# DIRECTIONS FOR THIS TASK:
From the entries, copy every line that carries the string "Enter".

[App and web page records]

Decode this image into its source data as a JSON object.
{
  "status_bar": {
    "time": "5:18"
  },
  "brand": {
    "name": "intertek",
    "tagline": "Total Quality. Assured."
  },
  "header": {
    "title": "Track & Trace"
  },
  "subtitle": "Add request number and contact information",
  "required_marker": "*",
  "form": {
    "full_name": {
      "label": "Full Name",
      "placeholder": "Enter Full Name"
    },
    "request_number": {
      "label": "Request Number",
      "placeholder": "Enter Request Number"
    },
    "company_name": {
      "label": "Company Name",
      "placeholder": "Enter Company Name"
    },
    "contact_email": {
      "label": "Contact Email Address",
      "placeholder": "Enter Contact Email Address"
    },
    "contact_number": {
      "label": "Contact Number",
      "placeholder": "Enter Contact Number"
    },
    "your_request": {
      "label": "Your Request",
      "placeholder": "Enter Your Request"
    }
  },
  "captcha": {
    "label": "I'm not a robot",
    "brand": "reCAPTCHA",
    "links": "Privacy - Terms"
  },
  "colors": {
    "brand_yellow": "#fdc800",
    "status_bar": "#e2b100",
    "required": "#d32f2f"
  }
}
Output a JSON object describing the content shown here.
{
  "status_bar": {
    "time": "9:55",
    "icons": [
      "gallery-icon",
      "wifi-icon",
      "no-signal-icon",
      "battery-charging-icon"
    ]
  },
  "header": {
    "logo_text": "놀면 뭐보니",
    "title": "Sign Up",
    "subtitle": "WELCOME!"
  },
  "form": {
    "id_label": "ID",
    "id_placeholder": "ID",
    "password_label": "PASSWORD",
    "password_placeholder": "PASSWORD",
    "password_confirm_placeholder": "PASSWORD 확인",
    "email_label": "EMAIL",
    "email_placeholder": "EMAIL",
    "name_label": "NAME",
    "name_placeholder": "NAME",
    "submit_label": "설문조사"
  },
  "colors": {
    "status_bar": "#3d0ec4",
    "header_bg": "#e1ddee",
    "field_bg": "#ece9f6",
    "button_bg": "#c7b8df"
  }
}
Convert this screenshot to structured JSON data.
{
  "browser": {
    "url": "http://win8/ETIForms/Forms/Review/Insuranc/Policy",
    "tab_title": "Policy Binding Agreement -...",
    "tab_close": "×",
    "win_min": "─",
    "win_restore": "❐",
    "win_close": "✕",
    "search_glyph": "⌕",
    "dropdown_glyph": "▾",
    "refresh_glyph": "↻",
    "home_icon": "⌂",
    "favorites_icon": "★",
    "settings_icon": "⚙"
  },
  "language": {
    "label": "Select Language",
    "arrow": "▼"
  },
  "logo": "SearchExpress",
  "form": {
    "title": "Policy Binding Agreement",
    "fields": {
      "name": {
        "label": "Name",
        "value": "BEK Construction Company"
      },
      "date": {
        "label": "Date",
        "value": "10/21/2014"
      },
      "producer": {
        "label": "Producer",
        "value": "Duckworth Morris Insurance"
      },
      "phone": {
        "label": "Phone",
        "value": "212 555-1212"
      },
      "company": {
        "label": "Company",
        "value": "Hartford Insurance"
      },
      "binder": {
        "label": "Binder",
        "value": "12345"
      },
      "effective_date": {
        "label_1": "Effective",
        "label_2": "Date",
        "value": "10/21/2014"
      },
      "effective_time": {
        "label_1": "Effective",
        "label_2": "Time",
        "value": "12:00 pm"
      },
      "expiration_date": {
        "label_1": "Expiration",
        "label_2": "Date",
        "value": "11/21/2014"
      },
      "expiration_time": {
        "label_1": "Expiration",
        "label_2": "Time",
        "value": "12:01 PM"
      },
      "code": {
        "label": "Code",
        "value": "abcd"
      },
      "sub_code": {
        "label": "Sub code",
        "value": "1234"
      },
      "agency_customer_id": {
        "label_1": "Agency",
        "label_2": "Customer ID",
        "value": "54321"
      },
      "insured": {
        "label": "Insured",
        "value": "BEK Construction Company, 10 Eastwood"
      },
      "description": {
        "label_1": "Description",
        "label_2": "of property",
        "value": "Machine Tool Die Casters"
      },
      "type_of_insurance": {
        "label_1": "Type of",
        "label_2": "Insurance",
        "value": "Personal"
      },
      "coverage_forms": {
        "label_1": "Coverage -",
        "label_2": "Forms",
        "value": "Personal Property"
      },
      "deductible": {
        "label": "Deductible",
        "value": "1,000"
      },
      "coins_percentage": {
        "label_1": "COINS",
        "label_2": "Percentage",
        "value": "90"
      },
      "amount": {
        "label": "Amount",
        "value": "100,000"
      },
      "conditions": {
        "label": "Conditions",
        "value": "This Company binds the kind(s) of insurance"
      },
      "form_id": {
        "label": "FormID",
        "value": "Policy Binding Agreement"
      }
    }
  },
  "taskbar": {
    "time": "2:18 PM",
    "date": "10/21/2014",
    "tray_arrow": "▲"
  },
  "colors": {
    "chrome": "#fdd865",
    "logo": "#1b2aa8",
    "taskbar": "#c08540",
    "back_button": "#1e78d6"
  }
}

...

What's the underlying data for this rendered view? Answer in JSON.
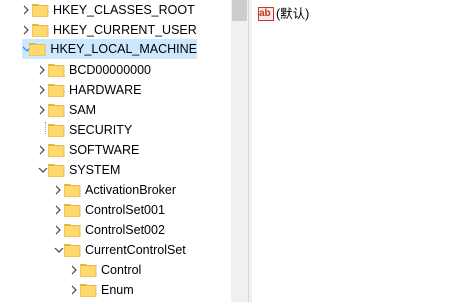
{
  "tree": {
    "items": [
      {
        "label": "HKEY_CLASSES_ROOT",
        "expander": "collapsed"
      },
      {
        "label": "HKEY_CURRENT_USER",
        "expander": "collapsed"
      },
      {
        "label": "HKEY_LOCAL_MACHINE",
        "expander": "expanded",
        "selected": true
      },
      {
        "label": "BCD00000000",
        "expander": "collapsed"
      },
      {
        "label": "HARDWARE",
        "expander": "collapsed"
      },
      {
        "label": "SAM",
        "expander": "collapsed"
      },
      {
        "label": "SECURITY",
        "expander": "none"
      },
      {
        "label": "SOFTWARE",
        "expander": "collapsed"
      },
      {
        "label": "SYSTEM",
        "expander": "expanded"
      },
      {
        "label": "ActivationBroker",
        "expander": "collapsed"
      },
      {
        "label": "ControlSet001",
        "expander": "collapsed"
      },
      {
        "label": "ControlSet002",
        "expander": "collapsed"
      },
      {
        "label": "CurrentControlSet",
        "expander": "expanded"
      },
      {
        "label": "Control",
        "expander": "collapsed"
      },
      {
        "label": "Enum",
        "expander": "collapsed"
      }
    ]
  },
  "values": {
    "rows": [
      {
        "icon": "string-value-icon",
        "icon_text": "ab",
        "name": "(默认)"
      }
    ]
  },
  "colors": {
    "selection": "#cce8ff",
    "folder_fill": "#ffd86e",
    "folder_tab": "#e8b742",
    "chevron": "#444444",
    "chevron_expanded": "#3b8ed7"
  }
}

# RESULT:
      "placeholder": "Enter Full Name"
      "placeholder": "Enter Request Number"
      "placeholder": "Enter Company Name"
      "placeholder": "Enter Contact Email Address"
      "placeholder": "Enter Contact Number"
      "placeholder": "Enter Your Request"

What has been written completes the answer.